Mind you, there have been worse years. But it was difficult to lose my job. I do office work because I'm good at it, and it pays bills, and it generally brings things like a 401k and health insurance to me as well.
I don't particularly like office work, unless I particularly like the people I work with. I did like those people, from the workers in the factory to the CEO. I didn't fit in (I seldom do, unless I'm in a theatre or at some big Art Deco function) but people usually enjoy having an Office Misfit, if he or she is colorful and gives them something harmless to gossip about.
Still hurts to have lost that job. Granted, nearly no one keeps a job for many years at a time these days, but I still felt I belonged, in some fashion.
My husband and I have been lucky, partly due to the job I had and the perks I got, even more due to his foresight and habit of keeping an eye on the housing market. We still have medical, if not dental, and money in the bank. We're still able to go out (though far less frequently) and we can buy some luxuries.
Our families are still doing pretty well, and most of our friends are hanging in there, too.
It's the worry that gets to me. When you're in your teens and twenties it just doesn't, as a rule, stick in the same way. At forty and beyond, you're tired of starting over (and over) and you hope that some of the things you've done will pay off already and it doesn't quite work that way, if only because in middle age you know what can happen from personal experience.

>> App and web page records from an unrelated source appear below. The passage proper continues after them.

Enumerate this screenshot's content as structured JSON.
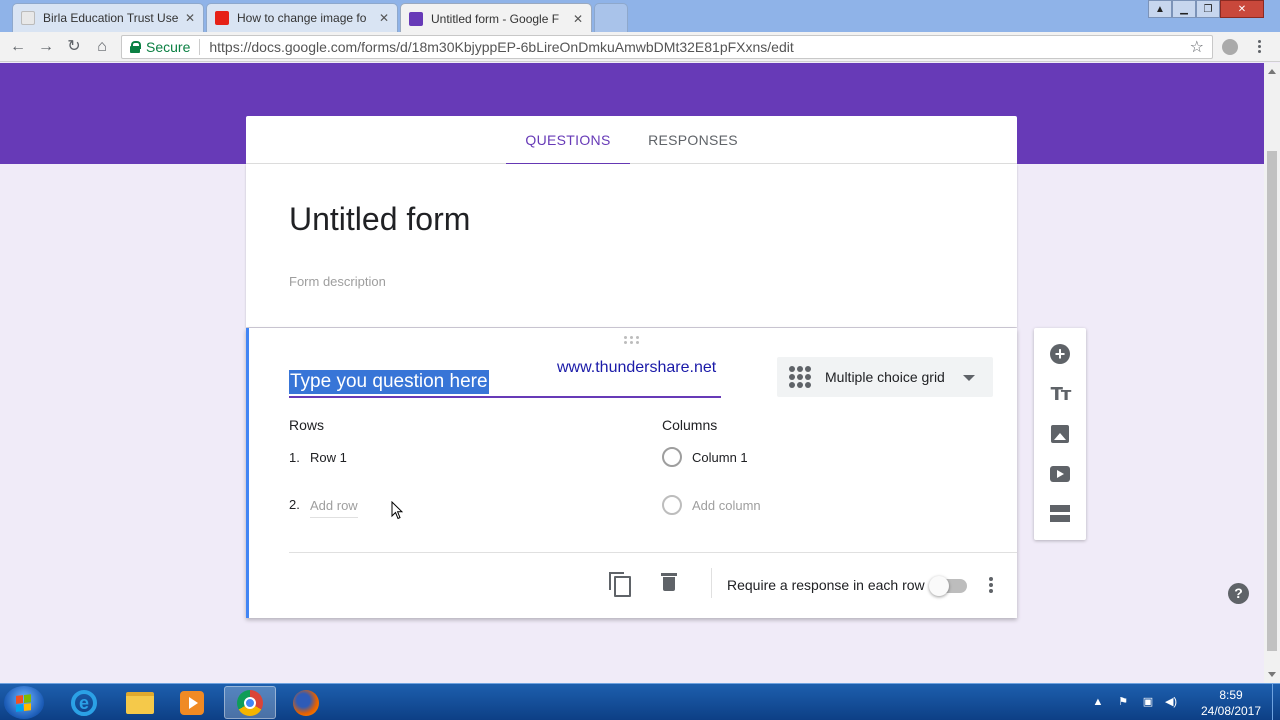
{
  "browser": {
    "tabs": [
      {
        "title": "Birla Education Trust Use",
        "favicon": "doc-icon",
        "active": false
      },
      {
        "title": "How to change image fo",
        "favicon": "youtube-icon",
        "active": false
      },
      {
        "title": "Untitled form - Google F",
        "favicon": "forms-icon",
        "active": true
      }
    ],
    "secure_label": "Secure",
    "url": "https://docs.google.com/forms/d/18m30KbjyppEP-6bLireOnDmkuAmwbDMt32E81pFXxns/edit"
  },
  "form": {
    "tabs": {
      "questions": "QUESTIONS",
      "responses": "RESPONSES"
    },
    "title": "Untitled form",
    "description_placeholder": "Form description",
    "question": {
      "text": "Type you question here",
      "watermark": "www.thundershare.net",
      "type": "Multiple choice grid",
      "rows_label": "Rows",
      "columns_label": "Columns",
      "rows": [
        {
          "num": "1.",
          "label": "Row 1"
        }
      ],
      "add_row": {
        "num": "2.",
        "label": "Add row"
      },
      "columns": [
        {
          "label": "Column 1"
        }
      ],
      "add_column": "Add column",
      "require_label": "Require a response in each row",
      "require_on": false
    }
  },
  "taskbar": {
    "time": "8:59",
    "date": "24/08/2017"
  },
  "colors": {
    "accent": "#673ab7",
    "banner": "#673ab7",
    "background": "#f0ebf8",
    "focus_border": "#4285f4"
  }
}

However, you also know that even when things are difficult you can pick up the pieces; you've done it before. So do it again, already, and stop kvetching.
Time to move on.